In order to solve 1 and 2, we need a solution that gives users dedicated, reliable storage that they don’t currently have and we need a solution that helps to organize and display images in a clean way that they are accustomed to with Google Photos and iCloud today.

Nobody will go from the ease of use of Google Photos to sorting photos manually in folders. That is awful. That’s why I would rather suggest something like photoprism or piwigo.

Perhaps we’re thinking of two different “markets” of people? I very much see what you’re saying on Joe Q. Public; what I’m saying is – I presently do deal with a group (groups) of young people who are interested in tech and linux and etc and are probably a touch more geeky than average college student.

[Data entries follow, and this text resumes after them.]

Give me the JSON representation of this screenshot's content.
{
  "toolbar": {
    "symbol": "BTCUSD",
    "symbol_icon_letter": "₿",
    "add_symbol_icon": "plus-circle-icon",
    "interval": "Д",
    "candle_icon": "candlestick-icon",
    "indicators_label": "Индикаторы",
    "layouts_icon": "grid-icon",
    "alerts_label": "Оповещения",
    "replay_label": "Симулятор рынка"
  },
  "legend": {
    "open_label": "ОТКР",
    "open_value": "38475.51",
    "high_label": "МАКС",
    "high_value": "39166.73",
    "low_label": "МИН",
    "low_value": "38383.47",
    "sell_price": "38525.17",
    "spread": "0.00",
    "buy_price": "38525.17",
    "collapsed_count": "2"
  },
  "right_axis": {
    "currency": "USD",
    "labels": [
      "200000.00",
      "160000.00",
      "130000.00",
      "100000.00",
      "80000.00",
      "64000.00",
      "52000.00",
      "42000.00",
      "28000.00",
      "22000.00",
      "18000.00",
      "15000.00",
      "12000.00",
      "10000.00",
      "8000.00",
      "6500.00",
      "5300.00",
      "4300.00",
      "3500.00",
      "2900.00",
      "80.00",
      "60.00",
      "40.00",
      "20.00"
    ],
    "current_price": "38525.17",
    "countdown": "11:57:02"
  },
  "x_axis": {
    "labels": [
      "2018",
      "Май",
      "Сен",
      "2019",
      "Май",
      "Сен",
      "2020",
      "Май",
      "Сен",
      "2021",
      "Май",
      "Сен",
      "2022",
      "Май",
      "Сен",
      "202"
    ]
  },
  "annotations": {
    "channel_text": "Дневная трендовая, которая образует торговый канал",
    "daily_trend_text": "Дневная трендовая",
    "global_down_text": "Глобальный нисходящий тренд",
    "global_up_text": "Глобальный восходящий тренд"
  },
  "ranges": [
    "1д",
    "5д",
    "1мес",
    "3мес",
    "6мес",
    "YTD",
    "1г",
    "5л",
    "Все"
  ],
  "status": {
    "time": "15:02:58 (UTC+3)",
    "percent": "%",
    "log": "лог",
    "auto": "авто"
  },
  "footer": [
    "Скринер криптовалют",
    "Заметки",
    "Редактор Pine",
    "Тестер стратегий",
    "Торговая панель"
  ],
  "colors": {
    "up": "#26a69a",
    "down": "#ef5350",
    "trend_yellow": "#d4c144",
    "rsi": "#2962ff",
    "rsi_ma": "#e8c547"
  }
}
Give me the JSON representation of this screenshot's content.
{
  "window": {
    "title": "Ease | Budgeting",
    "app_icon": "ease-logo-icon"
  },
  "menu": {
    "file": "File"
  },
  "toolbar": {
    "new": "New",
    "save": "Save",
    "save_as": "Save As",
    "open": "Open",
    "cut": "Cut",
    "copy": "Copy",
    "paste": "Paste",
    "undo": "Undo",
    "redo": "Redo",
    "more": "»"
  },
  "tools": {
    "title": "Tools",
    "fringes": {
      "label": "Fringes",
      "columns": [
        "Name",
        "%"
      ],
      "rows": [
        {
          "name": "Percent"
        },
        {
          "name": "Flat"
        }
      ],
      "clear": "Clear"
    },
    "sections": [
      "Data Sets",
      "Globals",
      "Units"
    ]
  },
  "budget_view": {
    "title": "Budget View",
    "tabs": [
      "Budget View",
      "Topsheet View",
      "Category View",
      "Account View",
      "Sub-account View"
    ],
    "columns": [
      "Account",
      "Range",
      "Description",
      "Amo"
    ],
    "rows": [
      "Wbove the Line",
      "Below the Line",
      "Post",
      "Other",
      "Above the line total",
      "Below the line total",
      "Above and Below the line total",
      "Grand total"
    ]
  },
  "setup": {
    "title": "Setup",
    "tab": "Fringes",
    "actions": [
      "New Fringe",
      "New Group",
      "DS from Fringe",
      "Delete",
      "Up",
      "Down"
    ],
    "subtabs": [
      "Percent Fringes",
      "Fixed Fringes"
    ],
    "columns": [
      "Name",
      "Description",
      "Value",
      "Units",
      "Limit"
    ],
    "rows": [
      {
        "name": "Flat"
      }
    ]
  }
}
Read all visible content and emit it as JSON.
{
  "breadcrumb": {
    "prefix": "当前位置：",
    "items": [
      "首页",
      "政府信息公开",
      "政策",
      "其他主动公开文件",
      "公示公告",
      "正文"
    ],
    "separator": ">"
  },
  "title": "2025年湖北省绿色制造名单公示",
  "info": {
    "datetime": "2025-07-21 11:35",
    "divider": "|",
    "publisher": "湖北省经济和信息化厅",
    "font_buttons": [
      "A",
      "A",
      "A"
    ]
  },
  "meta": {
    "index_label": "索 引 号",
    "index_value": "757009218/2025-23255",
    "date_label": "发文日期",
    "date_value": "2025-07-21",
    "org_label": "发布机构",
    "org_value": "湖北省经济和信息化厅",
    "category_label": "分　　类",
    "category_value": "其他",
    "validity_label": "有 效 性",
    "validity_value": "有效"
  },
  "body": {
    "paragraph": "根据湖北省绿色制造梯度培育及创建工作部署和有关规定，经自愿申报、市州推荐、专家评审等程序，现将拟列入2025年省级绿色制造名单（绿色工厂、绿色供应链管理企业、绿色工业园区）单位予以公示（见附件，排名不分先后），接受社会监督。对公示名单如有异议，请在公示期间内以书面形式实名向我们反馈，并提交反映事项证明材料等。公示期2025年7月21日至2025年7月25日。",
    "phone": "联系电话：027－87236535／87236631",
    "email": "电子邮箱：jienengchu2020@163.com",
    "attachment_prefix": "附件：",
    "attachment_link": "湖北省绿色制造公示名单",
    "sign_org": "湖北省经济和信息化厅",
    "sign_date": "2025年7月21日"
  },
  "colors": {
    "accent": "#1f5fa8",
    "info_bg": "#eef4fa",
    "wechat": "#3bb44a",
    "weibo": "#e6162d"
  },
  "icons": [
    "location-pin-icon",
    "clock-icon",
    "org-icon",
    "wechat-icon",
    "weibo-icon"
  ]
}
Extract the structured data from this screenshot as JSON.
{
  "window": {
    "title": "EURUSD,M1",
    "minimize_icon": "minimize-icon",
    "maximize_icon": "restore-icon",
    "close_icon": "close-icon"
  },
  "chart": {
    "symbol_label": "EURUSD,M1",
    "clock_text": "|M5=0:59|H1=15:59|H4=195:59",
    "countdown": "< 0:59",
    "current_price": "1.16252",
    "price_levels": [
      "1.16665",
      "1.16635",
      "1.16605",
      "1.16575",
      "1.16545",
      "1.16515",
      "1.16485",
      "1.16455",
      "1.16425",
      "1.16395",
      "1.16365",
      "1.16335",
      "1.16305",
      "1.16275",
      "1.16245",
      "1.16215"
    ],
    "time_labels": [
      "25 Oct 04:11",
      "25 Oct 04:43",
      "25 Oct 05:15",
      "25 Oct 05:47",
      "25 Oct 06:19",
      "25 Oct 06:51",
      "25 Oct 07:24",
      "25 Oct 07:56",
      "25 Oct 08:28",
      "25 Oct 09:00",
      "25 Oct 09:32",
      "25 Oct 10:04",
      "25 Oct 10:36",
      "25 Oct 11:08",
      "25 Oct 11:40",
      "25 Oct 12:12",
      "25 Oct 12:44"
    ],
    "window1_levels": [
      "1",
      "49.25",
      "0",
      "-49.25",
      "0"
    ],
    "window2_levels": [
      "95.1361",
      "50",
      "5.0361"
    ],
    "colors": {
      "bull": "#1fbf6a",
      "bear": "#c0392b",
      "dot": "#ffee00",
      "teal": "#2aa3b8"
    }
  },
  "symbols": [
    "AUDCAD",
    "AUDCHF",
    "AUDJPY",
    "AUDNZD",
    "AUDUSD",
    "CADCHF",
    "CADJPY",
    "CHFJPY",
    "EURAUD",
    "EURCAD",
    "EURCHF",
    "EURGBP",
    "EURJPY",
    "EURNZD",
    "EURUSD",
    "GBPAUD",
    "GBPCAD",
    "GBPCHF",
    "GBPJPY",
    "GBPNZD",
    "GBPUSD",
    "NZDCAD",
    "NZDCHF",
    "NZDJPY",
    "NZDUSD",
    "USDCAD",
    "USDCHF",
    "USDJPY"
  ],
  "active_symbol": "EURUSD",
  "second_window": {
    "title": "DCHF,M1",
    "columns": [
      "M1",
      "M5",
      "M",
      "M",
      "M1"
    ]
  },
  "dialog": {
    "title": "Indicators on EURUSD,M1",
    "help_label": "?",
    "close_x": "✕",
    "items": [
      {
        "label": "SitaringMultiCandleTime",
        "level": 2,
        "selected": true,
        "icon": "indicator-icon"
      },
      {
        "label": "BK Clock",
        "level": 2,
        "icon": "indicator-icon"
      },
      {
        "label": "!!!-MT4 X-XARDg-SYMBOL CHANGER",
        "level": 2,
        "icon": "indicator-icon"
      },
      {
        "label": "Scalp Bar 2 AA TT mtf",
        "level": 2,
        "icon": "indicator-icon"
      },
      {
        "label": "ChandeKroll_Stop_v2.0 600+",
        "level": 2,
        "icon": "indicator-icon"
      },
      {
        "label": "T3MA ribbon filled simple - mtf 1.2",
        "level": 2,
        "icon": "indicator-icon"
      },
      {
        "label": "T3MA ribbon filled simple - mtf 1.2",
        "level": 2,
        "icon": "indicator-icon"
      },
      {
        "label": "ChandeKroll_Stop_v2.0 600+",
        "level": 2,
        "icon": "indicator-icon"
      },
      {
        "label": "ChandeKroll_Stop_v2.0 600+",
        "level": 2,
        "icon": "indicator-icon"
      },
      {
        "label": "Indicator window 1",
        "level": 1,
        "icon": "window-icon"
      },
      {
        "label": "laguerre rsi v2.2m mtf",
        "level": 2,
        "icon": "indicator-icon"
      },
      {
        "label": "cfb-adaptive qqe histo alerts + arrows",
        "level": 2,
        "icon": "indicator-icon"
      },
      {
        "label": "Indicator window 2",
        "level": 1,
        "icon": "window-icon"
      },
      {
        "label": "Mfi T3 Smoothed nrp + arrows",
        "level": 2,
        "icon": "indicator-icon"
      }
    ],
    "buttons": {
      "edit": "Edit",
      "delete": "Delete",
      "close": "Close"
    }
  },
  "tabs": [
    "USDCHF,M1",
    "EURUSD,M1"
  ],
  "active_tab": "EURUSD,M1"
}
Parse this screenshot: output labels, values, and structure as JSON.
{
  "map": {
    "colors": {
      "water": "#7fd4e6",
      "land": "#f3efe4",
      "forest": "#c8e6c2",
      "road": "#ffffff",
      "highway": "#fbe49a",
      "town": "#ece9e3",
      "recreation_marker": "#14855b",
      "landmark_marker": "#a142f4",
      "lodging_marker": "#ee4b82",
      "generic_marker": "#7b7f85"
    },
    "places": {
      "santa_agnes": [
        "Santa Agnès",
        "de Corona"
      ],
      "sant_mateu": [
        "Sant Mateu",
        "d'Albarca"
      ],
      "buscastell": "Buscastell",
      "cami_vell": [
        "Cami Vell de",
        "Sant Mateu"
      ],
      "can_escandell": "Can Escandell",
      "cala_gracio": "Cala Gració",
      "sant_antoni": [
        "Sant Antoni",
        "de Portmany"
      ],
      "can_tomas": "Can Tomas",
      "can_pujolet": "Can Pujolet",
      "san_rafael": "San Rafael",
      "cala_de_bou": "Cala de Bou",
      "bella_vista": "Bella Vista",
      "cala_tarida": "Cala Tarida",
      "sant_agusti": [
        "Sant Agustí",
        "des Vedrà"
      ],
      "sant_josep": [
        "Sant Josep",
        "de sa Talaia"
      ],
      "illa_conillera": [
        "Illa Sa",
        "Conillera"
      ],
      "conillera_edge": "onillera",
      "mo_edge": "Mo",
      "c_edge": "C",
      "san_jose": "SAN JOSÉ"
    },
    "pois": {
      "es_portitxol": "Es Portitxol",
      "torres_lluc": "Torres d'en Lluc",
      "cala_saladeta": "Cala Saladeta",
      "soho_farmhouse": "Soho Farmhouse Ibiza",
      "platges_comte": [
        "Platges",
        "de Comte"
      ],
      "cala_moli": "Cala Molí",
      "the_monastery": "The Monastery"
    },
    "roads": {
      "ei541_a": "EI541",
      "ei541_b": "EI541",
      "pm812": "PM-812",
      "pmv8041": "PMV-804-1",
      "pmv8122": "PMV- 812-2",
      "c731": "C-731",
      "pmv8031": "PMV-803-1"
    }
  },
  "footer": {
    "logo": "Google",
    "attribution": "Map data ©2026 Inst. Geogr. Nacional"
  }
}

But moreover, I’m not theorizing on what they would do; I’m telling you what they are actually doing; and I can tell you that (especially if you do it more carrot than stick) you can absolutely get people interested in “photos as files on a drive” if you simply explain what they subconsciously already know:

Yes, iCloud is convenient. Go ahead and keep using it, I’m not asking you to get rid of anything. BUT ADD THIS, because, as you know – as you have seen --, they will take away this stuff or otherwise screw you over if it doesn’t fit their business model.

If I don’t have enough storage for my photos / videos, I cannot. I’m talking about removing that roadblock by offering a solution that adds canonical storage. A true “home base” for your photos / videos and not just a taxi driver for them.